TRY IT:
Each line below that contains "老人姓名" should be counted. Give only the total.

[RECORDS SUPPLIED Boundary: Start]

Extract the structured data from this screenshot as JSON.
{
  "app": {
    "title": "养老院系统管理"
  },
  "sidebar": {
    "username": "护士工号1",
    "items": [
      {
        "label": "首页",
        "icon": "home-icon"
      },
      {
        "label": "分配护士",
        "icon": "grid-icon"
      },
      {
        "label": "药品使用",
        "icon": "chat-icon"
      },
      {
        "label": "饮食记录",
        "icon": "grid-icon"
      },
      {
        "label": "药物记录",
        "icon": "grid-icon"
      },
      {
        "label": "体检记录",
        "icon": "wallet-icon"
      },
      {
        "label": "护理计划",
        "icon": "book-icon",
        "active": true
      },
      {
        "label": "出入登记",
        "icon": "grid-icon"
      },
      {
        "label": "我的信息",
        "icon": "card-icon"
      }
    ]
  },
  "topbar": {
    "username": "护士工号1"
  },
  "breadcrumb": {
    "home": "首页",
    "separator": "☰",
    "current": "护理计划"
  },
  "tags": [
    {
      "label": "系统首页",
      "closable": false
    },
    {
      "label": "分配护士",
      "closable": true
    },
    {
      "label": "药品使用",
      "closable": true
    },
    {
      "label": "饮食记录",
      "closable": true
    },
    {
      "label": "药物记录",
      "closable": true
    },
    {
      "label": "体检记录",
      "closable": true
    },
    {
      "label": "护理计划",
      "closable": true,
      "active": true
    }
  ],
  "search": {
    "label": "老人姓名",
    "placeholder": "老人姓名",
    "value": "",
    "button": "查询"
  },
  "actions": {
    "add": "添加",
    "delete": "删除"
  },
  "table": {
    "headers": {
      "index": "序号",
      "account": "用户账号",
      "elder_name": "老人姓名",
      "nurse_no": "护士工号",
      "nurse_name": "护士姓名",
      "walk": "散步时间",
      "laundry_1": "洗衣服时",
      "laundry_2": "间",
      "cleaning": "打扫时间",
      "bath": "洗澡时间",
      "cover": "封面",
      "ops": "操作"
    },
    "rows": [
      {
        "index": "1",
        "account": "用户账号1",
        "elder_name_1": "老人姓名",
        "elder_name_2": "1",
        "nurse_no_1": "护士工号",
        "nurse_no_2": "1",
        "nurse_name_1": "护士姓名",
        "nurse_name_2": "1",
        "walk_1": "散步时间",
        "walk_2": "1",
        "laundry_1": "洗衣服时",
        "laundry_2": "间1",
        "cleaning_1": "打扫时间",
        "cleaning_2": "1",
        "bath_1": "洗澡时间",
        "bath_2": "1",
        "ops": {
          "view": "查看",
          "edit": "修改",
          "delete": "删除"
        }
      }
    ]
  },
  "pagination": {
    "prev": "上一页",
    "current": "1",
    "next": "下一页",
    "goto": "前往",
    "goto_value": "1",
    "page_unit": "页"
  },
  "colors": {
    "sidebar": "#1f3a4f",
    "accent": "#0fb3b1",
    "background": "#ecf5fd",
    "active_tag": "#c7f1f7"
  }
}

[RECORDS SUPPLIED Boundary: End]

ANSWER SPACE:
4